Professor Dalcher has written over 200 papers and book chapters on project management and software engineering. He is Editor-in-Chief of Journal of Software: Evolution and Process, a leading international software engineering journal. He is the editor of the book series, Advances in Project Management, published by Routledge and of the companion series Fundamentals of Project Management.  Heavily involved in a variety of research projects and subjects, Professor Dalcher has built a reputation as leader and innovator in the areas of practice-based education and reflection in project management. He works with many major industrial and commercial organisations and government bodies.

Darren is an Honorary Fellow of the APM, a Chartered Fellow of the British Computer Society, a Fellow of the Chartered Management Institute, and the Royal Society of Arts, A Senior Member of the Institute of Electrical and Electronic Engineers, a Senior Fellow of the Higher Education Academy and a Member of the Project Management Institute (PMI) and the British Academy of Management. He is a Chartered IT Practitioner. He sits on numerous senior research and professional boards, including The PMI Academic Member Advisory Group, the APM Research Advisory Group, the CMI Academic Council and the APM Group Ethics and Standards Governance Board.  He is the Academic Advisor and Consulting Editor for the next APM Body of Knowledge. Prof Dalcher is an academic advisor for the PM World Journal.  He is the academic advisor and consulting editor for the forthcoming edition of the APM Body of Knowledge. He can be contacted at d.dalcher@lancaster.ac.uk.

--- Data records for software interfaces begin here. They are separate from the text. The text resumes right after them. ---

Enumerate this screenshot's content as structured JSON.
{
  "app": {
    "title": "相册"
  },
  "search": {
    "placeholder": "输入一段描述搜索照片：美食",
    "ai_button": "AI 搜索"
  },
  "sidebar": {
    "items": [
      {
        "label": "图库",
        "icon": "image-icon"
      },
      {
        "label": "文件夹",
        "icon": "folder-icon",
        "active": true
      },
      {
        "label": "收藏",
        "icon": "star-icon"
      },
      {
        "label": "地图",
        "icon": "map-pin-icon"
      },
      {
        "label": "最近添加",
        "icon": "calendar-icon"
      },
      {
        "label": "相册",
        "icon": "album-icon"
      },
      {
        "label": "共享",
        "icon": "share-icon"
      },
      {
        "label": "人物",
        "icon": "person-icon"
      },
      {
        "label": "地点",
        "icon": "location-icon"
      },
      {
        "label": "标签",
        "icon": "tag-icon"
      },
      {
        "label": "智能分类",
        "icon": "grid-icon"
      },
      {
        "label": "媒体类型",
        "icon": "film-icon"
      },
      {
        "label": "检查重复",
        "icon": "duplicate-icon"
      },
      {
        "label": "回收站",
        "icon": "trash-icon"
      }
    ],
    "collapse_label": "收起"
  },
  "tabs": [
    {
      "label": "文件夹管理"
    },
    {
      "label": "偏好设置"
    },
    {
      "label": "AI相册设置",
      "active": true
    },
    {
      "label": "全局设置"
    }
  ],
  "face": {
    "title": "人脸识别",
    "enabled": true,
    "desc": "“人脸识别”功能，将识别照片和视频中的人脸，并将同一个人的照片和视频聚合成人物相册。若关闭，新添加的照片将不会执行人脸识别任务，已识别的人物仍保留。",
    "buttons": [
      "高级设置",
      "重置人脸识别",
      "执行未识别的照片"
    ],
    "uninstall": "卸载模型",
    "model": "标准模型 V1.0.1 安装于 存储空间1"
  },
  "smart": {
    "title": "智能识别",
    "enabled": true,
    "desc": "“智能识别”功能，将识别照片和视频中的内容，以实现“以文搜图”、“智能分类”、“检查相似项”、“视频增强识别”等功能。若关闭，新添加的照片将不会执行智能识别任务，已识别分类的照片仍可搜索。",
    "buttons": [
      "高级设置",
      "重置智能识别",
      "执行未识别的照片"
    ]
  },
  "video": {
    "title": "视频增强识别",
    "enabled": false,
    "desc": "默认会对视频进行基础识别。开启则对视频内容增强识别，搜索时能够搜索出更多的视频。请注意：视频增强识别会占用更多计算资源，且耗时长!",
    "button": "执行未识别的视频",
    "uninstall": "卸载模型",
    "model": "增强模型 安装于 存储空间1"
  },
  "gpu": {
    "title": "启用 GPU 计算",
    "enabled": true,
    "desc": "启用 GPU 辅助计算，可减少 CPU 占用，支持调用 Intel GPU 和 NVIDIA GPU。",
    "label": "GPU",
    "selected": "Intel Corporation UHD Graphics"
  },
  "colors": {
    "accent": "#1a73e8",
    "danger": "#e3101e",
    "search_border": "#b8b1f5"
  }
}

To view other works by Prof Darren Dalcher, visit his author showcase in the PM World Library at http://pmworldlibrary.net/authors/darren-dalcher/.